- [What to do]: What lines below include the word "structured"? Copy each one.
[Record set — start]
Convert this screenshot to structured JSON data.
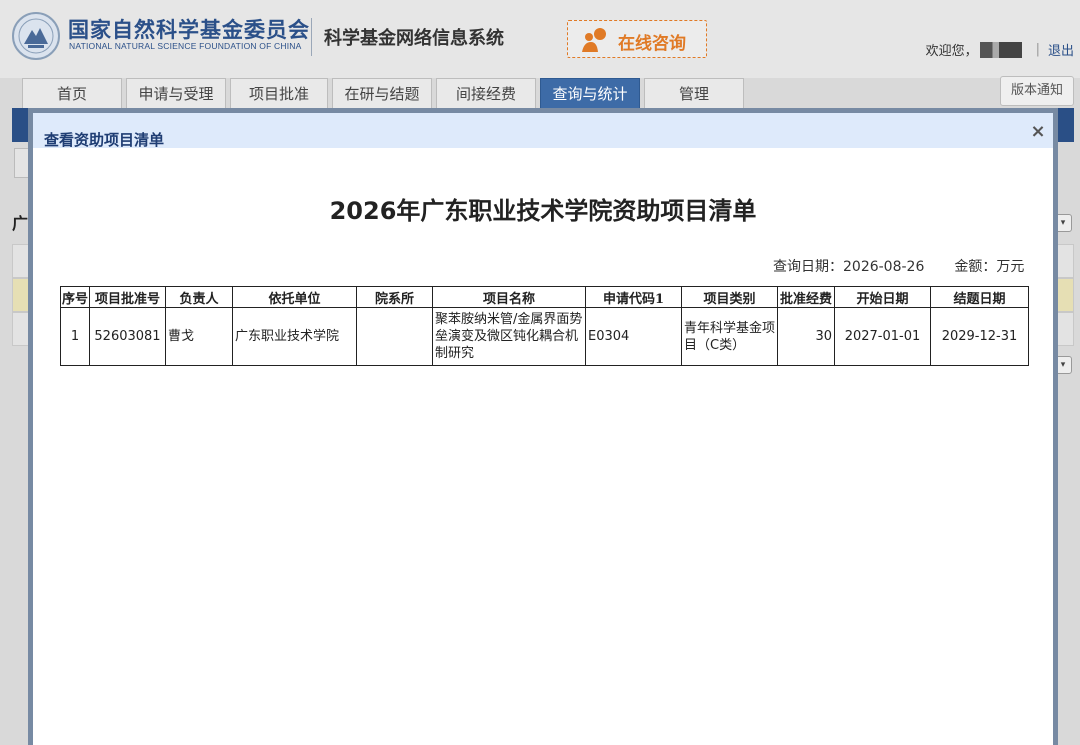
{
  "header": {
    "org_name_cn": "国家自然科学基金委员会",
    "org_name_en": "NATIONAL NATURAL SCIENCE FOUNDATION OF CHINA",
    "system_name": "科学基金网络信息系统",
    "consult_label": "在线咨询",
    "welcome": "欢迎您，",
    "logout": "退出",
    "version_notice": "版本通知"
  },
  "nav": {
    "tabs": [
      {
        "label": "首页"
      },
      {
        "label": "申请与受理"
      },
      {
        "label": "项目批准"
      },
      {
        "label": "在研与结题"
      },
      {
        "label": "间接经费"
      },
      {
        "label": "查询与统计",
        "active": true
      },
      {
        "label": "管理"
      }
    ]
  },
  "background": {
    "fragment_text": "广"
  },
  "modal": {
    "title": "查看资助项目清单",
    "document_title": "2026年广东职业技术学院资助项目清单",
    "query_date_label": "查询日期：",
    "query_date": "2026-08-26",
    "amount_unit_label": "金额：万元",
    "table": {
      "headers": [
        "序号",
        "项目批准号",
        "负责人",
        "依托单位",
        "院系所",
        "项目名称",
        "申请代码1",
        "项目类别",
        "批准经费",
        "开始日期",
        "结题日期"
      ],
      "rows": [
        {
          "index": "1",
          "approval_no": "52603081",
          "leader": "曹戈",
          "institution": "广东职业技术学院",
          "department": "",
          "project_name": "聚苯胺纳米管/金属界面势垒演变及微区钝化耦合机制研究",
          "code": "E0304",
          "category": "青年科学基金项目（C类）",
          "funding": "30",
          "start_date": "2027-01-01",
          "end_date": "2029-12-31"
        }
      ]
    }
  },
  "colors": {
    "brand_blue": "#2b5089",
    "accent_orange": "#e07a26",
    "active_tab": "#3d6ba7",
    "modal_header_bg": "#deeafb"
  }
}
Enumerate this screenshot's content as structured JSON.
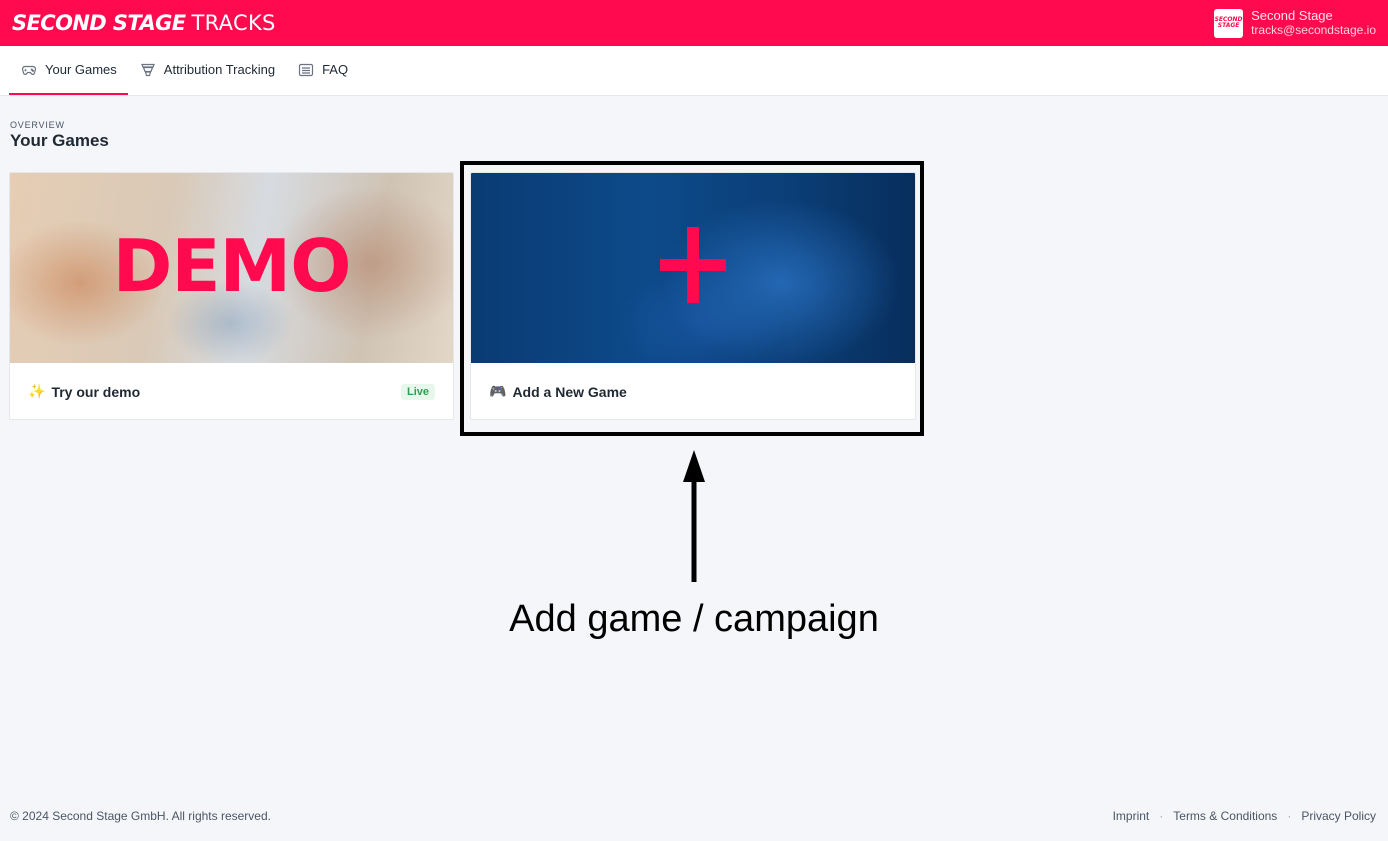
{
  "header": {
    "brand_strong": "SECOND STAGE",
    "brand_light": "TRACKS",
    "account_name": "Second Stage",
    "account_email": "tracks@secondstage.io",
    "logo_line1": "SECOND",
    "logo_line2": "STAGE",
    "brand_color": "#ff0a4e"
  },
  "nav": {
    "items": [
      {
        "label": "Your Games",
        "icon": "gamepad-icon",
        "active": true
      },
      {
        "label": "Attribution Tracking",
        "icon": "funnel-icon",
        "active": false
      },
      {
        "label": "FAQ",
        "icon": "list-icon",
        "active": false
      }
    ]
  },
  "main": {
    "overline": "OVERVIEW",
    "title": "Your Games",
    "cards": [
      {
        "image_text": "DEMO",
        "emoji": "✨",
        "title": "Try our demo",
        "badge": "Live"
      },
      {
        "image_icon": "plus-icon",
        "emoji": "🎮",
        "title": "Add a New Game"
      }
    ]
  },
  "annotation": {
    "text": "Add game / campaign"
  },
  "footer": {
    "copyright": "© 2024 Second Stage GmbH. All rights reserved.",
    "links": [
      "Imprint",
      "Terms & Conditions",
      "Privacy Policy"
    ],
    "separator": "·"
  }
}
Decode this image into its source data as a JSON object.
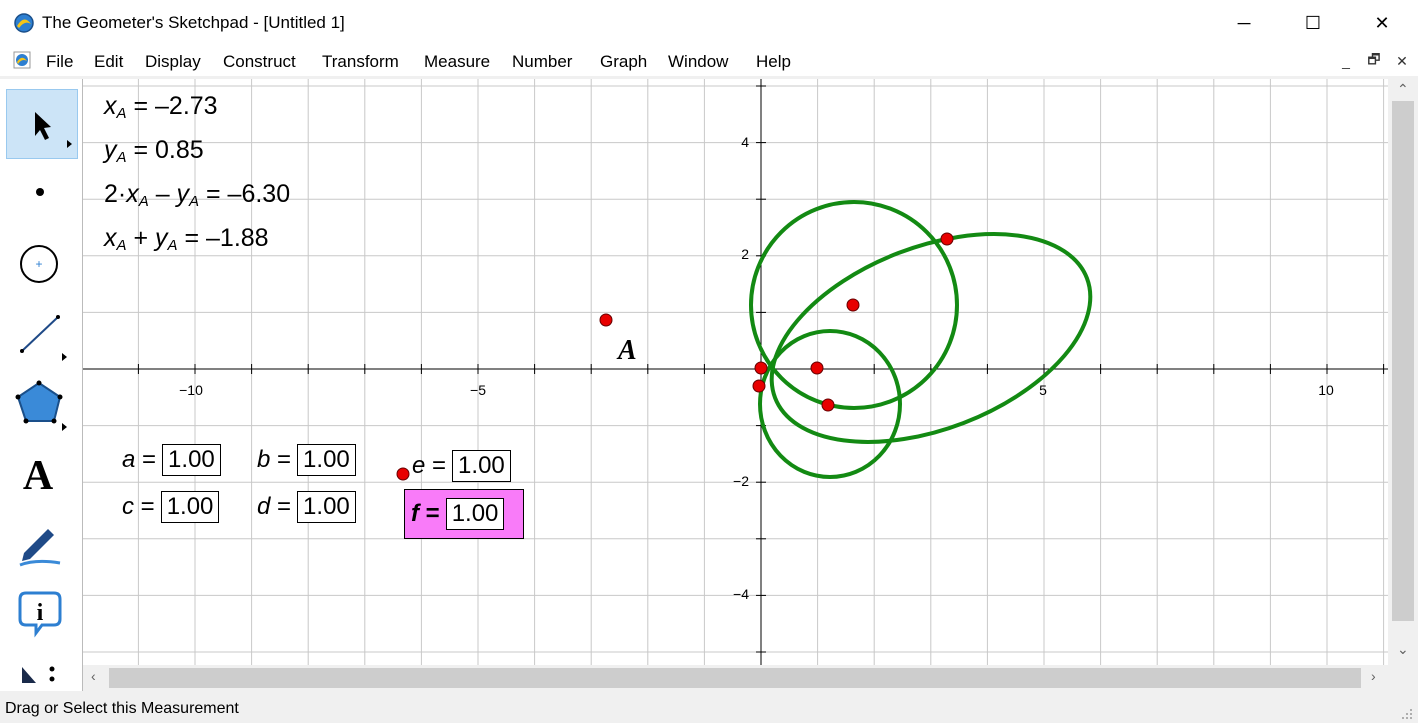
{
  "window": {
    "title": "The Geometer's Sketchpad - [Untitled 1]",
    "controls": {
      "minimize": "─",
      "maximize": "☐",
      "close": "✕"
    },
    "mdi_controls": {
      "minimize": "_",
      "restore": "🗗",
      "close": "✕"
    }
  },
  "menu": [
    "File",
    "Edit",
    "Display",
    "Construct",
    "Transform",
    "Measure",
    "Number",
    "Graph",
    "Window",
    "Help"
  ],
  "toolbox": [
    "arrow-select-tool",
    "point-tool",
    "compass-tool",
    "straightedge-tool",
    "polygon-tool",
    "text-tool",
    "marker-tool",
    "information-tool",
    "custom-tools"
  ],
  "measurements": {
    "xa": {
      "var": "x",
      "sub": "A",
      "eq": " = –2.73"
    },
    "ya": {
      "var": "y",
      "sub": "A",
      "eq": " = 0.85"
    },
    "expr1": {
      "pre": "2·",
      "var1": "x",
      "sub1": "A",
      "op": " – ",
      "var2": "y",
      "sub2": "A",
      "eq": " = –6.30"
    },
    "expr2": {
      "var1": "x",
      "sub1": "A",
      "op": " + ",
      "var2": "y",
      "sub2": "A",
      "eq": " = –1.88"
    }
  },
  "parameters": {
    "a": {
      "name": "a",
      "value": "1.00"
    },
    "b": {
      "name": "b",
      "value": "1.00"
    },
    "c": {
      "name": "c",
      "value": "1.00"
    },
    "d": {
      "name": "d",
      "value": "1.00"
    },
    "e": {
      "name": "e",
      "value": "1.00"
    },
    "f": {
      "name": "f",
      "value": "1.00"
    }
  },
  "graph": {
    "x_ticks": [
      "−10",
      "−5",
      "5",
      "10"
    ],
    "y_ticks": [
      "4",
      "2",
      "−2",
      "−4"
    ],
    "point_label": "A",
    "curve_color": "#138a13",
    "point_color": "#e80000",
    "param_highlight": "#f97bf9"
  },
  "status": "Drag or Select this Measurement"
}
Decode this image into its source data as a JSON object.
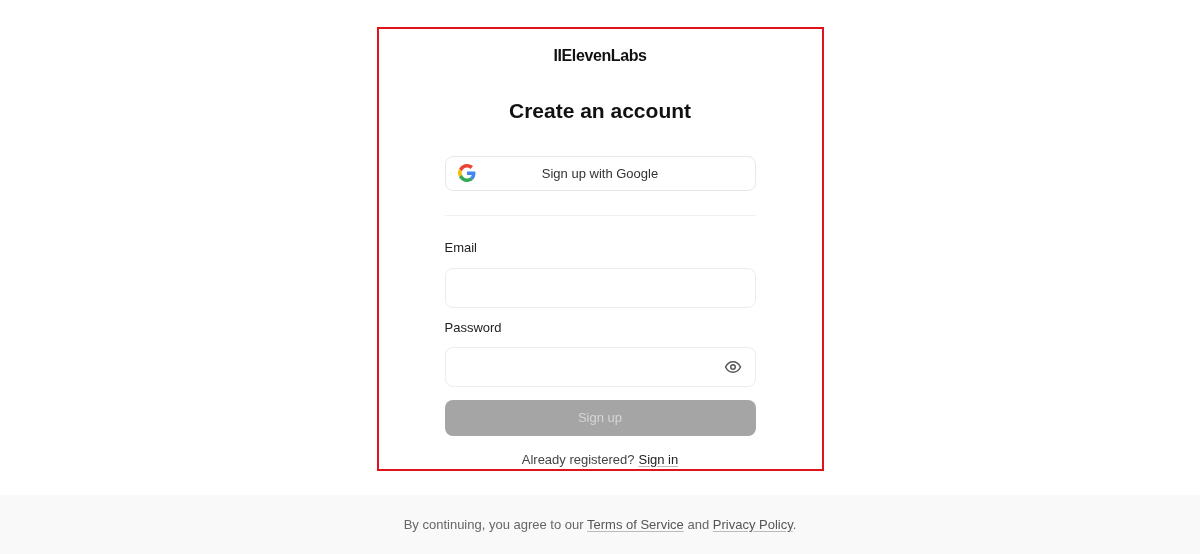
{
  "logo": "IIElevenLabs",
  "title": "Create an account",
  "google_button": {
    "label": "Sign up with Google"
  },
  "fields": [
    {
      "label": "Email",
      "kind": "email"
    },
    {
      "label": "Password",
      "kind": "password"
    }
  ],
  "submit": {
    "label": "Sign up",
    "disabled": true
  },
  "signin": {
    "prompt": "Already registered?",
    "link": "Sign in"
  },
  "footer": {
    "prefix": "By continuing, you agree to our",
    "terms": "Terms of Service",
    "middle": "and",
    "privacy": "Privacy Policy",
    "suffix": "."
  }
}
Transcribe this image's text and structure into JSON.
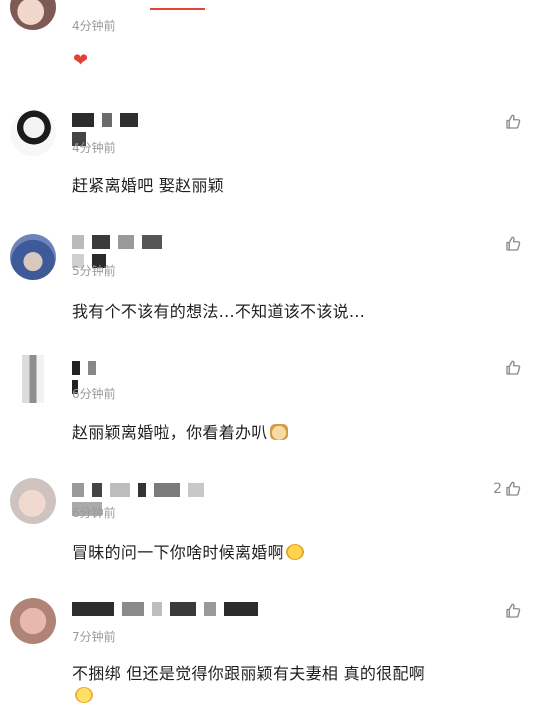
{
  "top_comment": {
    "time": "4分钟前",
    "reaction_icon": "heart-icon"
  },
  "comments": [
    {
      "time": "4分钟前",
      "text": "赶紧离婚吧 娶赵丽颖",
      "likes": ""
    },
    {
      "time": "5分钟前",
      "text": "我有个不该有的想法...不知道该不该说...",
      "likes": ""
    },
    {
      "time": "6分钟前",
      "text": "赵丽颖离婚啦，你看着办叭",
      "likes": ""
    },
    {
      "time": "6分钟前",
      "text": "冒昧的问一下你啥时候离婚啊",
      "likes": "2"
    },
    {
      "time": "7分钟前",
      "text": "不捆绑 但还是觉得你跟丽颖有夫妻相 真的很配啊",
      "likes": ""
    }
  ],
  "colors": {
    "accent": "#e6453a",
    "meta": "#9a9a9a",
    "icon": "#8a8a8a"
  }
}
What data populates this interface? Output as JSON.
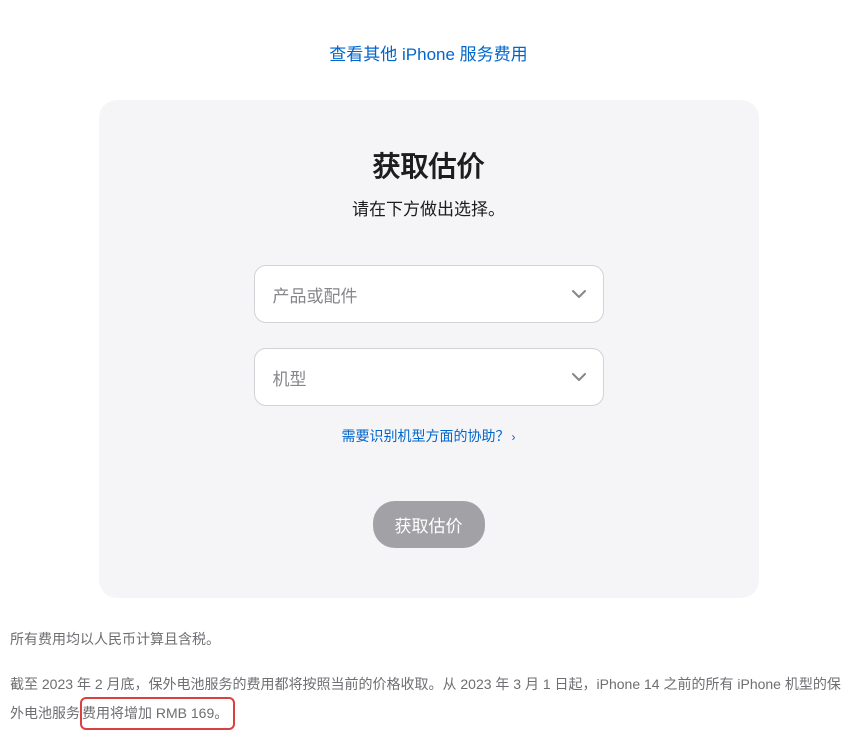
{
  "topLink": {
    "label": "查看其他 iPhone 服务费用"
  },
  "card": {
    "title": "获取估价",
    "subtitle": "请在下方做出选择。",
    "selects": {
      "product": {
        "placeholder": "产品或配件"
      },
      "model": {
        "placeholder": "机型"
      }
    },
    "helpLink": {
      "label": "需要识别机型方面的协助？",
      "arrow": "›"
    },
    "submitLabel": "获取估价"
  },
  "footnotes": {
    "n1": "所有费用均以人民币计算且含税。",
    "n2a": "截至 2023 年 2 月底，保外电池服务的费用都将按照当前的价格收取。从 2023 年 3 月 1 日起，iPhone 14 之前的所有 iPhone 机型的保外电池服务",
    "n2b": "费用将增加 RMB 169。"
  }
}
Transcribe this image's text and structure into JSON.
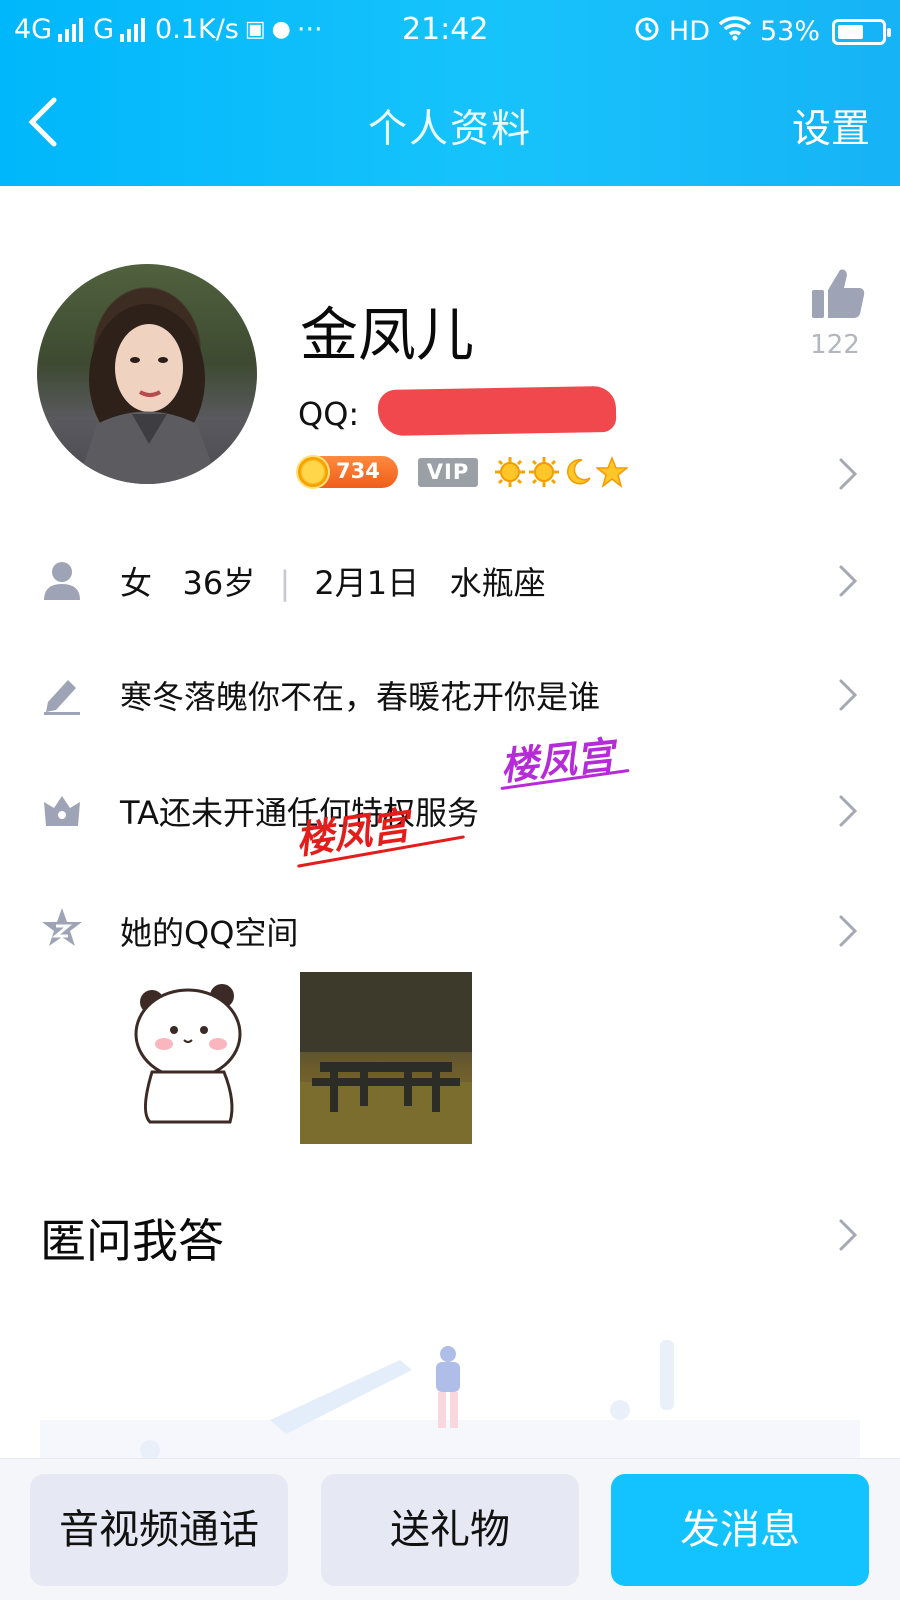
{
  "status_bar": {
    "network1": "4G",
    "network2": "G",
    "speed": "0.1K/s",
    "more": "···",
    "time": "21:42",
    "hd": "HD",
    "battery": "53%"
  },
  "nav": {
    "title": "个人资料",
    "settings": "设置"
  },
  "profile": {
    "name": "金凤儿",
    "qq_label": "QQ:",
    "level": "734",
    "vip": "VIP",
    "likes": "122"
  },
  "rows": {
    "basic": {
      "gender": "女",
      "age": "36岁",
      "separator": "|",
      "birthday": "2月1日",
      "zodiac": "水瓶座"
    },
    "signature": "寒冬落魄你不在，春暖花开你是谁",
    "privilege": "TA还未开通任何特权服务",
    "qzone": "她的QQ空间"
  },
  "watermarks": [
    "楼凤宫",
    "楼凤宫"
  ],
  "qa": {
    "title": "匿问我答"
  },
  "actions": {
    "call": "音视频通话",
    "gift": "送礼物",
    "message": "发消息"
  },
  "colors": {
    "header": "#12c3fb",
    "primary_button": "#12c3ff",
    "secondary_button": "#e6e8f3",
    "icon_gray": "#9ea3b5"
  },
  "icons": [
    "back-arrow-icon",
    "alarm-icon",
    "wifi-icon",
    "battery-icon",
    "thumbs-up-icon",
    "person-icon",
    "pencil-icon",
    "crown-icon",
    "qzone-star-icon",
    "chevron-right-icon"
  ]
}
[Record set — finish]
- [Exercise result]:
Convert this screenshot to structured JSON data.
Enumerate this screenshot's content as structured JSON.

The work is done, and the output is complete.